Asian Americans are speaking out about the news that actress Evan Rachel Wood has been tapped to star in “One Thousand Paper Cranes,” a movie about the aftereffects of the atomic bomb dropped on Hiroshima.
Variety reported late last week that Wood will play author Eleanor Coerr in the film, which is based on the true story of Hiroshima survivor Sadako Sasaki. Wood will appear alongside another white actor, Jim Sturgess, and Japanese actress Shinobu Terajima.
And people aren’t too happy, pointing out that white stars are not necessary to validate the stories of people of color.
The film is slated to follow the story of Sadako, a young girl who was diagnosed with leukemia after being exposed to radiation from the atomic bomb that the U.S. dropped on Hiroshima during World War II. In accordance with an old legend she was told, Sadako folded 1,000 paper cranes in hopes that she’d be granted one wish. Coerr, then an aspiring Canadian-born writer and young mother, heard of the girl’s story and wrote a children’s book entitled “Sadako and the Thousand Paper Cranes.” It was published in 1977, more than two decades after Sadako’s death.
The movie’s director, Richard Raymond, responded to the current criticisms in a statement provided to HuffPost. He wrote that they have “seen all the feedback and recognize everyone’s concerns. We would love to use this moment as an opportunity to clarify a couple aspects of our film.”
Raymond said that the film is based on Takayuki Ishii’s book “One Thousand Paper Cranes: The Story of Sadako and the Children’s Peace Statue.” The director said he contacted Ishii five years ago “in the spirit of a close collaboration to ensure Sadako’s story, and that of all Hibakusha, was honored with the utmost cultural respect.” (Hibakusha is a term for the survivors of the atomic bombs the U.S. dropped on Hiroshima and Nagasaki.) Raymond added that the film will be told from Sadako’s “point of view, filmed in Japanese with a Japanese cast.”
“The film separately tells the story of Eleanor Coerr, who wrote the fictional children’s book ‘Sadako and the Thousand Paper Cranes’ (which this film is not based on) and brought the story to international fame, further cementing Sadako’s legacy of peace and hope through the powerful symbol she created,” he said.
The movie has received support from Sadako’s family, the Hiroshima Peace Museum and the Hiroshima Film Commission, according to Raymond. He said that the “entire creative team has gone to great lengths to protect the authenticity of Sadako’s story and everything she represents.”

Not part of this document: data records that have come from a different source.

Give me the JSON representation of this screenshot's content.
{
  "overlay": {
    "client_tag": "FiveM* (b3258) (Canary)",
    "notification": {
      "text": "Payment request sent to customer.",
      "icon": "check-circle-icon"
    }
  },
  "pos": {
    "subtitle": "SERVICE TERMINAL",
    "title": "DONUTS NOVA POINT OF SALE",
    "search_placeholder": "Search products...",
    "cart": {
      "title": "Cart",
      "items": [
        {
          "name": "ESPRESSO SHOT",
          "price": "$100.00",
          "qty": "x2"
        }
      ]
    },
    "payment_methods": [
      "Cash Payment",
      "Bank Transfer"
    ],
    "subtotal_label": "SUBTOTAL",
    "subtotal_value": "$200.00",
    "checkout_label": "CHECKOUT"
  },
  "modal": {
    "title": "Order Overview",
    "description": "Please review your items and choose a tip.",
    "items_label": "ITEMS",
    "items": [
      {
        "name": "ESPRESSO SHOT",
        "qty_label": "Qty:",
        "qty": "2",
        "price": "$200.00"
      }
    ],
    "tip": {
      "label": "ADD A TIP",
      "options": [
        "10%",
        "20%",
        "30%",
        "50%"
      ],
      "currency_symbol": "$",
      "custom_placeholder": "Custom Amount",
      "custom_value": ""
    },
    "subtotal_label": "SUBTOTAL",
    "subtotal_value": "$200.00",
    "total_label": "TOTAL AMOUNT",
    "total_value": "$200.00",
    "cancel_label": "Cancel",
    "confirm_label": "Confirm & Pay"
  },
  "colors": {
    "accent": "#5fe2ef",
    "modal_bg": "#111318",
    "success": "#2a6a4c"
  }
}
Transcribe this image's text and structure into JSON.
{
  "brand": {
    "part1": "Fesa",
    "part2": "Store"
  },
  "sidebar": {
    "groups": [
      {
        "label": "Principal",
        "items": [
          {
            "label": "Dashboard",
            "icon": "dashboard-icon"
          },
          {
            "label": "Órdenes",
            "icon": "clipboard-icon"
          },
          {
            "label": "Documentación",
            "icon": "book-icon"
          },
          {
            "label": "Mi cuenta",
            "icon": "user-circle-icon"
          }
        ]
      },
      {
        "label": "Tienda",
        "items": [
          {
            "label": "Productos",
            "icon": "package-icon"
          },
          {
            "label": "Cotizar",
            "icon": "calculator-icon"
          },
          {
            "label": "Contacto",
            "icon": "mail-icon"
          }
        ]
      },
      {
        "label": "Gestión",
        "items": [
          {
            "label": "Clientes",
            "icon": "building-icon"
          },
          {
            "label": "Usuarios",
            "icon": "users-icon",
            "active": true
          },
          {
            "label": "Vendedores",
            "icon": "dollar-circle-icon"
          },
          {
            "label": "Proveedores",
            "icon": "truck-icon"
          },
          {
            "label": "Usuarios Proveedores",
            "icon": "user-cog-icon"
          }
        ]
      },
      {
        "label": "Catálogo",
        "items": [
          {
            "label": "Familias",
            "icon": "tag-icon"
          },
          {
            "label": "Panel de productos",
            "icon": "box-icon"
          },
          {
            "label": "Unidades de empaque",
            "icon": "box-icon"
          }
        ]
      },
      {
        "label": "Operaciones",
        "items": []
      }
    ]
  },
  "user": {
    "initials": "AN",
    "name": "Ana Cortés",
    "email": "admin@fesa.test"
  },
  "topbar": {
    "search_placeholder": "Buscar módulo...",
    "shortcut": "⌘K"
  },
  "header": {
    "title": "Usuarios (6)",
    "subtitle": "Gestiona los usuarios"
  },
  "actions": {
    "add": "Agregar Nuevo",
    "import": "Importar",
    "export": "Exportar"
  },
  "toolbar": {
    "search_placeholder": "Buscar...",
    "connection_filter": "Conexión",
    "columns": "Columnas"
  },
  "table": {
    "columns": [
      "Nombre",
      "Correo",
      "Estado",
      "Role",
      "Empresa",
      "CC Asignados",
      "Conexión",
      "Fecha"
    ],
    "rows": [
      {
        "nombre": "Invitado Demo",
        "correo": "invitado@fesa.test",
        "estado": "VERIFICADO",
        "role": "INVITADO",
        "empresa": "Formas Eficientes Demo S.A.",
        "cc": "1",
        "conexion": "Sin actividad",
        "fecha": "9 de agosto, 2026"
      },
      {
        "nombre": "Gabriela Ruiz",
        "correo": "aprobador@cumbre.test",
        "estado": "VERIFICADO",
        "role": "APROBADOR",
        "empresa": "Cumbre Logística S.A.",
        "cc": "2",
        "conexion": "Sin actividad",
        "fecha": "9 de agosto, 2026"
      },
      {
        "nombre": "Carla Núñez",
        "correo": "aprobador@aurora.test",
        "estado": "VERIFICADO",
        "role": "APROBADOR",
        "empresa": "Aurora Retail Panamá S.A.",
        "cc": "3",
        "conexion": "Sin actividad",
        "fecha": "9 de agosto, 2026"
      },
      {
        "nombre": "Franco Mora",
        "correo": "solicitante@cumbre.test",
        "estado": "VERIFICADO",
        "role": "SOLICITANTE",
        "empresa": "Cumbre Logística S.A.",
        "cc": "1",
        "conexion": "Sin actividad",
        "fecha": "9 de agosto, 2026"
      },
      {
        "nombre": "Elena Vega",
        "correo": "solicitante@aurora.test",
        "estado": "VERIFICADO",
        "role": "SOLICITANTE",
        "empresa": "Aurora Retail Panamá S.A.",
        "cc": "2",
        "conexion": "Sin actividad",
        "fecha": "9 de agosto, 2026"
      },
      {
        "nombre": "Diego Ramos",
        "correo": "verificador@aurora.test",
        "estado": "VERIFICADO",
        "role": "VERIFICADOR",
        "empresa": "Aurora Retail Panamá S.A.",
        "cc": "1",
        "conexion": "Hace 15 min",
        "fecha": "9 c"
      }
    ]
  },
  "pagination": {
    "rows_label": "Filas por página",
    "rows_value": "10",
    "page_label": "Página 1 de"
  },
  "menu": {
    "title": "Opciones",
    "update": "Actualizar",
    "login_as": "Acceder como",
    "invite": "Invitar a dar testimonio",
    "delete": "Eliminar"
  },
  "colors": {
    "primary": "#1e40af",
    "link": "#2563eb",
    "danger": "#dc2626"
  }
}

Prior to Raymond’s statement, sociologist Nancy Wang Yuen told HuffPost that what had been reported about the film exemplified how “Hollywood cannot deal with U.S./Asia wars without co-opting Asian voices.”
“I wondered whether a story about the devastation of Hiroshima told through a white author’s lens would ever address the fact that the United States committed an act of war that killed a total of 192,020 people (including those killed instantly and those killed by the radiation in the aftermath),” she said.

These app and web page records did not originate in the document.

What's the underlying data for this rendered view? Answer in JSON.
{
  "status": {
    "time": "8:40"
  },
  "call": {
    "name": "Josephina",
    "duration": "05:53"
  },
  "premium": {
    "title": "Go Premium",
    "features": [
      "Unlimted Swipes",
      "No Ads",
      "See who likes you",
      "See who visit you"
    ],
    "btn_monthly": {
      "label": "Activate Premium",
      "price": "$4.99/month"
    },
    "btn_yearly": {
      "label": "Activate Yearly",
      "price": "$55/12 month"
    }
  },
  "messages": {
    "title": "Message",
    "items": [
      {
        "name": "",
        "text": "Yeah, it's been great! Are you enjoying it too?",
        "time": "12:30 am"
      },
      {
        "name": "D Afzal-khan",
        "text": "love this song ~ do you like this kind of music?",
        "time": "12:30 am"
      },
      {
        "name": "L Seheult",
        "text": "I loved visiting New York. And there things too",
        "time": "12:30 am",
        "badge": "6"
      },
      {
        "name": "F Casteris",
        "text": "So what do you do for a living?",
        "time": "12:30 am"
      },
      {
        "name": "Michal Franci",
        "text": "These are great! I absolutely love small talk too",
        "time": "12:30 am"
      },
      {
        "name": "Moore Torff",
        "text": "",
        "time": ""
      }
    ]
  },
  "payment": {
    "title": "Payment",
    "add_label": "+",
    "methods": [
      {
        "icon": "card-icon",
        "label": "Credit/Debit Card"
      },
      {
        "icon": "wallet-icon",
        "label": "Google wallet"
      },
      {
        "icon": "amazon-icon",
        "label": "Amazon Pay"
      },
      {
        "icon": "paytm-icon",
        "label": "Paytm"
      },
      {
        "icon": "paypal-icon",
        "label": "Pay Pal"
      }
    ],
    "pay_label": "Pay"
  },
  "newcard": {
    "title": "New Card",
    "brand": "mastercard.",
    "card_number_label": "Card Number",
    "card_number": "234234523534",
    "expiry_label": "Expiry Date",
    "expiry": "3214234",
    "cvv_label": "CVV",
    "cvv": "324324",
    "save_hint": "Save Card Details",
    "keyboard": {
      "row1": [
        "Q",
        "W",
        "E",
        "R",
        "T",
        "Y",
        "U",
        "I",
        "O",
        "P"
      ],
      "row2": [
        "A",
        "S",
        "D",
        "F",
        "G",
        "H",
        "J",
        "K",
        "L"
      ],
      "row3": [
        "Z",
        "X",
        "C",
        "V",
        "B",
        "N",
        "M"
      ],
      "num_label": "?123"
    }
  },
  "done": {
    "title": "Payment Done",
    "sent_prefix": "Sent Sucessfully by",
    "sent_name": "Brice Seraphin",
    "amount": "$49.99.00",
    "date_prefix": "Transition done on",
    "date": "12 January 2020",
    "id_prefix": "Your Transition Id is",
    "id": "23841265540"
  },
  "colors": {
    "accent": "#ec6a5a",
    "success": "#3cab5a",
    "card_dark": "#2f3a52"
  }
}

There are many stories about Hiroshima that deserve to be told, Yuen said, particularly from the perspective of the victims and their families.
“This type of story typically does not honor the victims because, like ‘The Help,’ the white female author’s voice becomes privileged over those of the women of color she tried to capture,” the sociologist explained, referring to the 2011 movie about a white writer’s relationship with two black women who work as maids.
Instead, Yuen said she’d like to see the victims of the bomb at the center of the story. She added that is one tale that Hollywood has yet to tackle.
Yuen cited “American Girl,” which was shown at the Tribeca Film Festival in April, as an example of centering the experience of a woman of color. The movie fictionalizes the Patty Hearst story through the lens of Japanese American antiwar activist Wendy Yoshimura, played by Hong Chau.
This post has been updated with a statement from the film’s director.